Is there an age limit to hunting? Young kittens and cats need to learn the skill of hunting, and how to administer the killing bite; they will be more active but not as successful as an older cat. Mature and senior cats develop strategies for more successful with less effort; even old cats can still be successful hunters.
While it is not possible to stop a cat from hunting, it is possible to minimise the effects. Depending on the reason for the behaviour, there are different options.
The most obvious, but sometimes least practical, option is to separate the cats from their prey. Keep cats indoors, or in enclosed catios, or allow them outdoors only under supervision.
Remove bird feeders to a safe space, and provide safety sheet to catch any fallen seed or food so birds are not tempted to feed off the ground.
Redirect the hunting instinct to their normal diet using puzzle or interactive feeders. Cats have to work out how to ‘hunt’ and ‘catch’ their food; it is a challenge, takes time and delivers a reward. While most puzzle feeders are designed for dry food or special treats there are ones for raw food.
Diet plays a role in all behaviour. Feeding an appropriate approved raw diet for cats containing all the necessary supplements may reduce the need to taste fresh prey.
Cats hunt stealthily, quietly creeping up on their prey. Adding two or more bells with at least one close to a metal name tag on their collar may be effective in giving prey a warning, although this can make cats stealthier hunters. Ensure that all collars have a quick-real ease clip so that cats are not strangled if caught in a tree or bush.
Some cats learn to hunt even with bells on their collars! A clown collar makes it more difficult to drop their heads to see ground-based prey such as lizards, while a cat bib can be used to make it more difficult for them to crawl up onto their prey. These do not impact on their normal walking or affect the ability to sleep, eat or drink.

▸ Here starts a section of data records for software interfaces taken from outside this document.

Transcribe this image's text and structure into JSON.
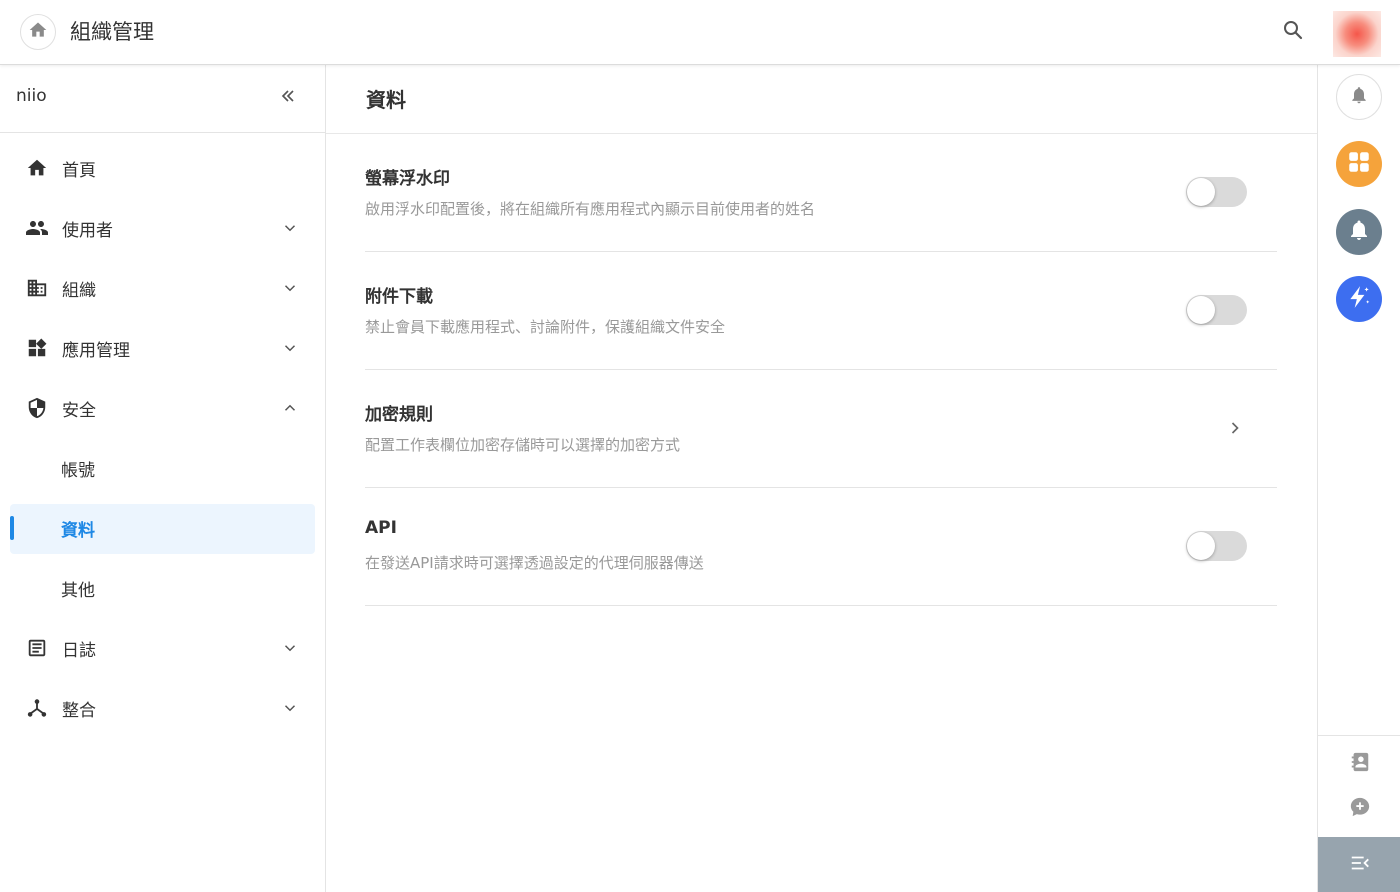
{
  "header": {
    "title": "組織管理",
    "home_icon": "home-icon",
    "search_icon": "search-icon"
  },
  "sidebar": {
    "org_name": "niio",
    "collapse_icon": "double-chevron-left-icon",
    "items": [
      {
        "label": "首頁",
        "icon": "home-icon",
        "expandable": false
      },
      {
        "label": "使用者",
        "icon": "people-icon",
        "expandable": true,
        "expanded": false
      },
      {
        "label": "組織",
        "icon": "building-icon",
        "expandable": true,
        "expanded": false
      },
      {
        "label": "應用管理",
        "icon": "widgets-icon",
        "expandable": true,
        "expanded": false
      },
      {
        "label": "安全",
        "icon": "shield-icon",
        "expandable": true,
        "expanded": true,
        "children": [
          {
            "label": "帳號",
            "active": false
          },
          {
            "label": "資料",
            "active": true
          },
          {
            "label": "其他",
            "active": false
          }
        ]
      },
      {
        "label": "日誌",
        "icon": "article-icon",
        "expandable": true,
        "expanded": false
      },
      {
        "label": "整合",
        "icon": "hub-icon",
        "expandable": true,
        "expanded": false
      }
    ]
  },
  "main": {
    "title": "資料",
    "settings": [
      {
        "title": "螢幕浮水印",
        "description": "啟用浮水印配置後，將在組織所有應用程式內顯示目前使用者的姓名",
        "control": "toggle",
        "enabled": false
      },
      {
        "title": "附件下載",
        "description": "禁止會員下載應用程式、討論附件，保護組織文件安全",
        "control": "toggle",
        "enabled": false
      },
      {
        "title": "加密規則",
        "description": "配置工作表欄位加密存儲時可以選擇的加密方式",
        "control": "chevron",
        "enabled": null
      },
      {
        "title": "API",
        "description": "在發送API請求時可選擇透過設定的代理伺服器傳送",
        "control": "toggle",
        "enabled": false
      }
    ]
  },
  "rail": {
    "notify_icon": "notification-bell-icon",
    "apps_icon": "apps-grid-icon",
    "bell_icon": "bell-icon",
    "spark_icon": "lightning-sparkle-icon",
    "contacts_icon": "contacts-icon",
    "chat_icon": "add-chat-icon",
    "menu_icon": "menu-collapse-icon"
  },
  "colors": {
    "accent": "#1e88e5",
    "active_bg": "#ecf5fe",
    "apps_orange": "#f5a33b",
    "bell_gray": "#6b7f8e",
    "spark_blue": "#3d6ef0",
    "rail_menu_bg": "#97a4ae"
  }
}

If practical and appropriate, an in-ground deterrent fence may keep a cat restricted to a safe area.
What time of day does most hunting take place? This may depend on the prey itself but is often in the evening or morning. Restrict access to outdoors at these times.

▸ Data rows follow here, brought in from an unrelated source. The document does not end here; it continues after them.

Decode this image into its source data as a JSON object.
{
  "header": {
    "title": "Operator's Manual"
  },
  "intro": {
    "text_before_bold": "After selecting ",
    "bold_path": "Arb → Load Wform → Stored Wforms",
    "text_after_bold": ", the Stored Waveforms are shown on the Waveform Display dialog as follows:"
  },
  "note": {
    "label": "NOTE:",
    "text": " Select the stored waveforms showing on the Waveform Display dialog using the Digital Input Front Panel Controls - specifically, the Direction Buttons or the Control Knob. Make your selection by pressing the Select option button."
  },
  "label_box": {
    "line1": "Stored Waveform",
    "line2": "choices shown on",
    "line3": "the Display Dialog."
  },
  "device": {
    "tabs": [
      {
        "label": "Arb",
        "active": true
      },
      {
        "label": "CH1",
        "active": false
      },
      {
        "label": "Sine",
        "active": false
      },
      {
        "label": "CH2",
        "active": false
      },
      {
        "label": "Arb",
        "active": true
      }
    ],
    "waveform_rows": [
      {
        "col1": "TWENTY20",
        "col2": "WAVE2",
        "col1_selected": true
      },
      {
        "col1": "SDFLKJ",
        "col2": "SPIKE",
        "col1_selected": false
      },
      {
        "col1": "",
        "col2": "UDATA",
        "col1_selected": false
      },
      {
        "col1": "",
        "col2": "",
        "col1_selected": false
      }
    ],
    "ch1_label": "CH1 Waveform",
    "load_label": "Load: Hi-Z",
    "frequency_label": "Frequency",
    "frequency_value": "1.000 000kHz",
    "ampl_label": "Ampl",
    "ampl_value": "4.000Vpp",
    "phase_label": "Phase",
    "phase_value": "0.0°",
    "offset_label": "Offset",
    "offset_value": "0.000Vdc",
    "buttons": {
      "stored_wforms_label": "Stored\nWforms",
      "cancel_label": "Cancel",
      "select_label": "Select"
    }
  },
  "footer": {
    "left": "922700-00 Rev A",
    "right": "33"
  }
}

Our attitude to the hunt, and presentation of the end result, also plays a part. If we show emotion, good or bad, then we are inadvertently encouraging the hunting instinct by giving a reward for the prey. Rather dispose of the prey as quickly as possible without displaying any reaction; either release safely, take to a vet or dispose as necessary.
If all of these fail, accept that your cat will hunt and will bring in prey. Minimise the damage as much as possible and monitor him for parasites, poisons, or disease that he may pick up from the prey, even if it is not eaten.
See also CATS THAT HUNT